"We're tremendously excited to be helping the high schools with their nascent sports programs," said Alex Sidles, a Habele director. "These uniforms will give the students a lot of pride and enthusiasm for their schools."
US-based charity Habele has sent a collection of sports uniforms to Yap Catholic High School and SDA School, the two private high schools on the Micronesian island of Yap. The uniforms, the first of their kind for both schools, will help inaugurate intramural sports leagues at both schools.

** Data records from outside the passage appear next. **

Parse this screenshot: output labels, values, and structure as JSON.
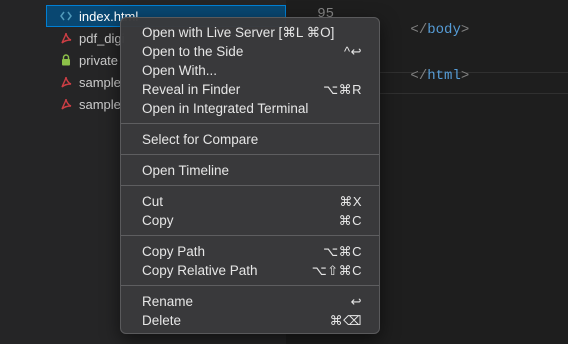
{
  "explorer": {
    "files": [
      {
        "name": "index.html",
        "icon": "html-code-icon",
        "icon_glyph": "<>",
        "color": "#519aba",
        "selected": true
      },
      {
        "name": "pdf_digi",
        "icon": "pdf-icon",
        "icon_glyph": "✗",
        "color": "#cc3e44",
        "selected": false
      },
      {
        "name": "private",
        "icon": "lock-icon",
        "icon_glyph": "🔒",
        "color": "#8dc149",
        "selected": false
      },
      {
        "name": "sample",
        "icon": "pdf-icon",
        "icon_glyph": "✗",
        "color": "#cc3e44",
        "selected": false
      },
      {
        "name": "sample",
        "icon": "pdf-icon",
        "icon_glyph": "✗",
        "color": "#cc3e44",
        "selected": false
      }
    ]
  },
  "editor": {
    "line_numbers": [
      "95"
    ],
    "lines": [
      {
        "open": "</",
        "tag": "body",
        "close": ">"
      },
      {
        "open": "</",
        "tag": "html",
        "close": ">"
      }
    ]
  },
  "context_menu": {
    "groups": [
      [
        {
          "label": "Open with Live Server [⌘L ⌘O]",
          "shortcut": ""
        },
        {
          "label": "Open to the Side",
          "shortcut": "^↩"
        },
        {
          "label": "Open With...",
          "shortcut": ""
        },
        {
          "label": "Reveal in Finder",
          "shortcut": "⌥⌘R"
        },
        {
          "label": "Open in Integrated Terminal",
          "shortcut": ""
        }
      ],
      [
        {
          "label": "Select for Compare",
          "shortcut": ""
        }
      ],
      [
        {
          "label": "Open Timeline",
          "shortcut": ""
        }
      ],
      [
        {
          "label": "Cut",
          "shortcut": "⌘X"
        },
        {
          "label": "Copy",
          "shortcut": "⌘C"
        }
      ],
      [
        {
          "label": "Copy Path",
          "shortcut": "⌥⌘C"
        },
        {
          "label": "Copy Relative Path",
          "shortcut": "⌥⇧⌘C"
        }
      ],
      [
        {
          "label": "Rename",
          "shortcut": "↩"
        },
        {
          "label": "Delete",
          "shortcut": "⌘⌫"
        }
      ]
    ]
  },
  "colors": {
    "sidebar_bg": "#252526",
    "editor_bg": "#1e1e1e",
    "selection_bg": "#094771",
    "menu_bg": "#3a3a3c",
    "tag_color": "#569cd6"
  }
}
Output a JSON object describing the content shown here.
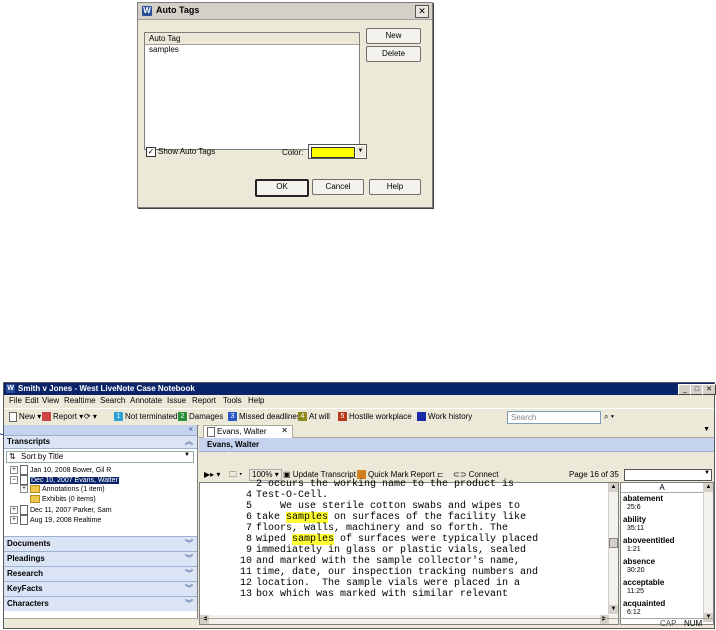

“We’re tremendously excited to be helping the high schools with their nascent sports programs,” said Alex Sidles, a Habele director. “These uniforms will give the students a lot of pride and enthusiasm for their schools.” Previously, the students had been crafting crude jerseys out of old t-shirts by spray-painting the cloth beneath handmade cardboard stencils.
The new uniforms feature the schools’ names and colors on one side—light blue for Yap Catholic, maroon for SDA—and can also be turned inside-out to reveal a white side. The American made reversible jerseys allow the schools to set up teams within their own campuses.
Waa’gey founder and volunteer Mr. Larry Raigetal gave a presentation to the Council of Tamol (chiefs) from the neighboring islands of Yap on the ongoing activities of his group's work.
Waa'gey is a Habele supported extracurricular program. It uses a mentorship model to support at-risk high school aged students through the instruction of traditional cultural skills.
Following a brief introduction from Andy Tafileichig, the acting Chairman of the council, Mr. Raigetal provided a brief summary of what the program mission and objectives were. He said, Waa’gey is premised on the need to protect and safeguard our dynamic cultures by providing hands on opportunities in canoe carving, rope making, fish trap making, and weaving among others for the younger generation of the state. Raigetal also briefed the councilmen on Waa’gey’s key partnership with two foreign entities namely a US based charity organization Habele and Yapital a European company. He said both organizations have been very supportive in providing tools and equipment to support Waa’gey in addition to providing scholarships for Yapese students attending private primary and secondary schools.
US-based charity “Habele” has begun shipping books to the Micronesian island of Pohnpei as part of a statewide public literacy project. The books include reference materials, cultural research literature, and regional histories. There are also texts dealing with local languages, arts and plants. The books are headed for high school and public libraries, where they will be available to both students and the community at large.
Neil Mellen, a Habele Director, explains: “Public access to topically relevant works is limited. There aren’t bookstores, and many people don’t have the money or the computer access to buy books through the Internet. Brick and mortar libraries may be on the decline here in the US, but in Micronesia, they’re still the cornerstone of a well-read, educated public.”
The donation -nearly a thousand hand-chosen texts- ranges from scholarly collections of source documents detailing early western contact with Micronesia, to children’s books about traditional and contemporary arts in the Pacific. There are also detailed reference guides to local fishes as well as fiction and poetry books by native Oceanic authors. Support for the effort was provided by Habele’s US network of volunteers and donors, and in particular, Ray and Barbara Dalio of Greenwich, Connecticut.
Mary Dorothy Alexander Vickers
Dorothy “Dot” Vickers, 91, of Winchester, Virginia, passed on to the Lord, August 27, 2013, at Consultant Nursing Home in Woodstock, Virginia.
Mrs. Vickers was born in Shelby, North Carolina, December 27, 1921. Mrs. Vickers attended Western Carolina Teachers College in Cullowhee, North Carolina. She was a member of the Opequon Presbyterian Church in Kernstown, Virginia. She supported educational activities all of her life.